Task to carry out => Could you write out the records below exactly as they appear?

Data for review =>
----
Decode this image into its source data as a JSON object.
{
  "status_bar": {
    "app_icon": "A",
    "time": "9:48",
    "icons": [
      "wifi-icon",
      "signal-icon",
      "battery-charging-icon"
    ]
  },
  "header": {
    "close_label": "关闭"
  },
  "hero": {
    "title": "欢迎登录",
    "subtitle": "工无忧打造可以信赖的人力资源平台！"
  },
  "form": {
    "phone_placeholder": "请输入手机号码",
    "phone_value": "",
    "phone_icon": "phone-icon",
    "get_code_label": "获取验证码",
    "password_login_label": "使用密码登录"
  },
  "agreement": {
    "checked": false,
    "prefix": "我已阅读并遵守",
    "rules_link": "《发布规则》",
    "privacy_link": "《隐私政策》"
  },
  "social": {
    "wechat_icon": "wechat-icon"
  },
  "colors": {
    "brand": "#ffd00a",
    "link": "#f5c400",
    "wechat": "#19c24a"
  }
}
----
Reply =>
Decode this image into its source data as a JSON object.
{
  "status_bar": {
    "app_icon": "A",
    "time": "9:48",
    "icons": [
      "wifi-icon",
      "signal-icon",
      "battery-charging-icon"
    ]
  },
  "header": {
    "close_label": "关闭"
  },
  "hero": {
    "title": "欢迎登录",
    "subtitle": "工无忧打造可以信赖的人力资源平台！"
  },
  "form": {
    "phone_placeholder": "请输入手机号码",
    "phone_value": "",
    "phone_icon": "phone-icon",
    "get_code_label": "获取验证码",
    "password_login_label": "使用密码登录"
  },
  "agreement": {
    "checked": false,
    "prefix": "我已阅读并遵守",
    "rules_link": "《发布规则》",
    "privacy_link": "《隐私政策》"
  },
  "social": {
    "wechat_icon": "wechat-icon"
  },
  "colors": {
    "brand": "#ffd00a",
    "link": "#f5c400",
    "wechat": "#19c24a"
  }
}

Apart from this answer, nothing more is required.